Diamond argues that food production is one of the most important factors in human history. It was food production (among other things) that allowed Eurasian societies to get the "guns, germs, and steel" that allowed them to dominate the world.
The most important impact of food production is that it allows for bigger populations with some people who do not have to get their own food. This allows some people to become artisans, government officials, and many other things. A larger population like this makes it possible that some people will start to invent various sorts of technology.
Food production is also important because it helped some populations get the germs that helped them conquer the New World.
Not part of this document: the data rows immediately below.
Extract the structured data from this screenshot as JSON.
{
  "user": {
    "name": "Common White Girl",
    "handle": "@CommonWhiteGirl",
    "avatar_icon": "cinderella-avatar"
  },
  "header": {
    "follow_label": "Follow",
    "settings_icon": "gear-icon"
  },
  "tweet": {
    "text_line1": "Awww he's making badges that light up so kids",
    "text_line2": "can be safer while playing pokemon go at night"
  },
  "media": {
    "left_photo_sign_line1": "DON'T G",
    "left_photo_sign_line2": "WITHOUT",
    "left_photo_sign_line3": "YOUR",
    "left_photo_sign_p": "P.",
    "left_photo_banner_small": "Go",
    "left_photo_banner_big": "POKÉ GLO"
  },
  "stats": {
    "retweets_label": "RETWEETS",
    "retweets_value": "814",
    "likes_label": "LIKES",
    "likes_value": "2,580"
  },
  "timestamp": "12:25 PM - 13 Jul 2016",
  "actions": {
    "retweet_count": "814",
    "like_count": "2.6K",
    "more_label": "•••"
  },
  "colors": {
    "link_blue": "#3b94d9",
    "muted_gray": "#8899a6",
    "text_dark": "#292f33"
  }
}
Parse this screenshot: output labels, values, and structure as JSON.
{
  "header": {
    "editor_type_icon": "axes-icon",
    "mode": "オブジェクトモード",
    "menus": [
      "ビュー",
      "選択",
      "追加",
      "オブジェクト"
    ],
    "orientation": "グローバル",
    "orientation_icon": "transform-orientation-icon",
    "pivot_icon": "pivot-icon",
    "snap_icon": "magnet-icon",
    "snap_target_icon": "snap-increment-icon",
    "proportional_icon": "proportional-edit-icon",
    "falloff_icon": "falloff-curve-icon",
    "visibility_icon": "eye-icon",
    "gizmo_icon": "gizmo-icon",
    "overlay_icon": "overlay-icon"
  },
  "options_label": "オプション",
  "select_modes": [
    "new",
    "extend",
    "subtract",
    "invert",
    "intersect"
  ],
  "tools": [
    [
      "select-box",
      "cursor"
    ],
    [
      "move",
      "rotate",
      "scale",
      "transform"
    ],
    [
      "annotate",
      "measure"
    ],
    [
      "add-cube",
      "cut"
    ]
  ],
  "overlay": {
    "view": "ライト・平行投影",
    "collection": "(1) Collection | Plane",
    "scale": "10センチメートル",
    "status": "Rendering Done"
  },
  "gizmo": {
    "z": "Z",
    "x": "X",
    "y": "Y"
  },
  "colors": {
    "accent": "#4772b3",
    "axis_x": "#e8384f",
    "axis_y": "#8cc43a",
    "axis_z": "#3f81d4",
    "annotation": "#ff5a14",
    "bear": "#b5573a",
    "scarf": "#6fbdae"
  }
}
Epidemic diseases, for the most part, came about because of close contact between humans and domesticated animals.
In this way, food production led to larger populations, to technology, and to the development of epidemic diseases.